$1,500,000 – $250,000 – $50,000 – $20,000 = $1,180,000

At the start of the year, accounts receivable indicated $180,000 while the end of year value showed $240,000. Thus, average accounts receivable would be:

($180,000 + $240,000) / 2 = $210,000

Consequently, the company’s accounts receivable turnover would be:

$1,180,000 / $210,000 = 5.6

What does this Account Receivable Turnover number mean?

In the above example, a 5.6 accounts receivable turnover meant that the company turned over accounts receivable in 65 days throughout the year on average. If the value was, say, 11.2, it would mean that accounts receivables were turned over every 33 days or so. From this, you can tell that a higher accounts receivable turnover ratio means that a company is turning over its debt quicker and is more effective at collecting a debt. 

Having a poor accounts receivable turnover ratio is not advisable because it generally signals that the business is not collecting what it is owed. If such a situation were to continue for several years, then the company would eventually have to write it off as bad debt. That is money lost from the business, and the cash flow will take a hit and operations would become more difficult. In the worst-case scenario, the business would have to shut down because there wouldn’t be enough money to pay for essential services and staff. 

Because every business wants to have a high accounts receivable turnover ratio, it may be important to look at some of the factors that could affect the value. 

Quality of customers

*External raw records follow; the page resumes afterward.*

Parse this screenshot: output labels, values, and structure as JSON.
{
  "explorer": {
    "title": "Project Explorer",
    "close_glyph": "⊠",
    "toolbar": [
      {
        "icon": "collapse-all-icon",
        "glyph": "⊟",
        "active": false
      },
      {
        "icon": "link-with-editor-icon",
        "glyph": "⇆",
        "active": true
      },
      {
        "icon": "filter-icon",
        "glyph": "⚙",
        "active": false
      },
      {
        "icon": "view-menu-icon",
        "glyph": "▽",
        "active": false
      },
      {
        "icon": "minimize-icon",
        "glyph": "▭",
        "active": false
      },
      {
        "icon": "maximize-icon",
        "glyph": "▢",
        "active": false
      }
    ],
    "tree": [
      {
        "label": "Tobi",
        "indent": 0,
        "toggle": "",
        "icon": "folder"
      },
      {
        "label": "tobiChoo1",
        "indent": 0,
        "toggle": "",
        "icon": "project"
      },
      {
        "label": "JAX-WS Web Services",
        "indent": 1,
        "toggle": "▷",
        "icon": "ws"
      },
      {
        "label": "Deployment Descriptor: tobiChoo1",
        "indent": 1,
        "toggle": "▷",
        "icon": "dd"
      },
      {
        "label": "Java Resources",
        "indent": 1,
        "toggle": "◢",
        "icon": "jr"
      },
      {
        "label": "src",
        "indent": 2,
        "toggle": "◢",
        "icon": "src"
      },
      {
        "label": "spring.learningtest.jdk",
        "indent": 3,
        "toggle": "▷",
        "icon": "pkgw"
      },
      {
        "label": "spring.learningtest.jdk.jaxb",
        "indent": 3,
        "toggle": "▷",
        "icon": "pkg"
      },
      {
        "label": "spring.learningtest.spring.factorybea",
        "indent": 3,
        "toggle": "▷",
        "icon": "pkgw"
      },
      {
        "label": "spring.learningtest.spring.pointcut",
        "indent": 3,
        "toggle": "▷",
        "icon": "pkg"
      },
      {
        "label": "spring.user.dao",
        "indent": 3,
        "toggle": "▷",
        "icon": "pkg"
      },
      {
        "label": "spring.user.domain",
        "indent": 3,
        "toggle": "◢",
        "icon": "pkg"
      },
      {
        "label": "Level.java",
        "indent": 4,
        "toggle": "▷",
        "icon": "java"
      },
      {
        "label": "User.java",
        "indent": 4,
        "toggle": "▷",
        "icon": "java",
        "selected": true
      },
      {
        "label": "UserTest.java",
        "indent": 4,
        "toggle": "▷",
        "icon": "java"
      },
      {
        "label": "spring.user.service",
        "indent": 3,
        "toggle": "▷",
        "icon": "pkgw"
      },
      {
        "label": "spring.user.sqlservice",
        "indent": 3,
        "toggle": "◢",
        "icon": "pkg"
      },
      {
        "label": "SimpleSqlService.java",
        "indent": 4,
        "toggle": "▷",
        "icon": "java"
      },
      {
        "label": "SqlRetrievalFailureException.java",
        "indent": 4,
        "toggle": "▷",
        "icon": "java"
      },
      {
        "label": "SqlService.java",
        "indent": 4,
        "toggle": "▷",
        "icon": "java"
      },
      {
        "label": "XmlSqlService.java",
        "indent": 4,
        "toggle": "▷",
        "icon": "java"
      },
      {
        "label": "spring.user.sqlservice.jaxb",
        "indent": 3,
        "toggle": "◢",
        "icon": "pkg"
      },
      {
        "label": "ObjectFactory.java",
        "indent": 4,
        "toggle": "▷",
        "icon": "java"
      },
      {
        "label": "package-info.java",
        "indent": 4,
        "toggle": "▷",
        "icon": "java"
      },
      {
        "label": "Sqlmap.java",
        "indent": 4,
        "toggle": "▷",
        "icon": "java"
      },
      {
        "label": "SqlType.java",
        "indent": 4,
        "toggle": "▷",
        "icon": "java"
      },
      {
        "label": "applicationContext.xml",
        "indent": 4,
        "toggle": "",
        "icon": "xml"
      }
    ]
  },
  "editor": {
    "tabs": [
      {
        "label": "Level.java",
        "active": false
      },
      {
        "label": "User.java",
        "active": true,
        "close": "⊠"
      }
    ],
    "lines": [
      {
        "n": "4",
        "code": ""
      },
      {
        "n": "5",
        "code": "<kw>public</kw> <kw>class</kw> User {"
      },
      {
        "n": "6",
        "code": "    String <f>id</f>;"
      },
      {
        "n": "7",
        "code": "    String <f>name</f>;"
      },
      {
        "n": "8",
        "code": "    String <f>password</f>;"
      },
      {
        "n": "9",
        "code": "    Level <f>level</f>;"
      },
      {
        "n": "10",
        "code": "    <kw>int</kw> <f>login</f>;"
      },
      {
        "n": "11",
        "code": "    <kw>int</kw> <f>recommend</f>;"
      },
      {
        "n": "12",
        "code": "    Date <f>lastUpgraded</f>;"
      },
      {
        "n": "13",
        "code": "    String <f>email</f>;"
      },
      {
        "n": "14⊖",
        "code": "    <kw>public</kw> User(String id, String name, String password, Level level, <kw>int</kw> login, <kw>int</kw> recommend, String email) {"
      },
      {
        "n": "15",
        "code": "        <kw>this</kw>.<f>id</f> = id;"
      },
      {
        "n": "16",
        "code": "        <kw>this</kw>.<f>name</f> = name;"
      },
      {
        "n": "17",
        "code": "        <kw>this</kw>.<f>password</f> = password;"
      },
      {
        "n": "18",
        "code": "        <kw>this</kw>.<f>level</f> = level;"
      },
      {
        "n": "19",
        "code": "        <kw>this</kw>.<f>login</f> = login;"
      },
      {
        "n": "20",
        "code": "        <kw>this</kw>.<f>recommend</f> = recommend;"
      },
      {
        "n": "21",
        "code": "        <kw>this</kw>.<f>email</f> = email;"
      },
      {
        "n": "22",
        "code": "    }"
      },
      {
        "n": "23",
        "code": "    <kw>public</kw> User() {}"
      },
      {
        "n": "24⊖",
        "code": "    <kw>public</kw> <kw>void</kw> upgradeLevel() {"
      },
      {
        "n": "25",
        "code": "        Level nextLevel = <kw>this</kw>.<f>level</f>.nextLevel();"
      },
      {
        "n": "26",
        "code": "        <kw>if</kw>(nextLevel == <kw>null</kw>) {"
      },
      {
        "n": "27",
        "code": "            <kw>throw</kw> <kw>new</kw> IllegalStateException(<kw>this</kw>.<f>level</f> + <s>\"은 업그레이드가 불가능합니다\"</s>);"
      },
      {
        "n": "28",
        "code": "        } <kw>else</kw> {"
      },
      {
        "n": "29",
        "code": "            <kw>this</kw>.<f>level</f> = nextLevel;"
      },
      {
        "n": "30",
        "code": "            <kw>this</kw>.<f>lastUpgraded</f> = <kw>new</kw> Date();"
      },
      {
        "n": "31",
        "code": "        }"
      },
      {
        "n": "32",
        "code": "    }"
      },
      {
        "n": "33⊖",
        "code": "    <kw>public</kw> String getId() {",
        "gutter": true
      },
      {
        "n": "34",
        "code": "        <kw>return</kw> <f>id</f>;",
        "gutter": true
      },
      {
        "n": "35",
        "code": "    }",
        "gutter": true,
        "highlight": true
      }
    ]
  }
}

Companies are always keen to find out about their customers’ credit rating in order to establish whether they are going to pay their debt and how quickly they do so. When a company does not pay attention to this factor, it ends up issuing credit to bad customers who delay payment or completely foregoing payment. In the end, your company swallows the cost and suffers a loss, which is why it is so important to understand the quality of customers you lend to. 

Debt collection

Even with an elite clientele, you will still need to put some effort in collecting what you are owed. Big companies have entire debt collection departments to ensure they are paid for the credit they extend. But even smaller companies can devise more effective ways of collecting debt rather than sit and wait. 

Dependence on cash

Those businesses that depend mainly on cash will always have better accounts receivable turnover than credit businesses. This is something to consider once you’re done making your calculations.


Now that you know what it takes, you can make the necessary steps to improving your company’s accounts receivable turnover. On the other hand, you should not aim for the maximum accounts receivable turnover ratio either. To achieve such a feat would mean being very aggressive with your debt collection and turning down any potential customer with slightly lower credit rating. Of course, this is not what you want, and business is all about taking risks, but it’s just a matter of understanding what your risk appetite is. 

Why is the  accounts receivable turnover ratio important to know for your business?

With the accounts receivable turnover ratio in hand, you will know how well your business is at collecting debt. Knowing this should direct you on how you can improve your debt collection policies, filter less desirable clients in the future or both. In the end, it is all about improving the cash flow of your business because that is absolutely crucial to its success and even existence. For instance, you may decide to cut back on some expenses for some time until the ratio goes higher to ensure you have enough cash flow to run the business. 

Besides debt, unsecured business loan providers also look at the accounts receivables as collateral instead of profit. By improving the accounts receivable turnover ratio, your business will be eligible for higher loans and at more favorable terms. 

To make this formula even more effective for your business, always keep tracking it so that you can make consistent changes whenever necessary for the company’s financial health.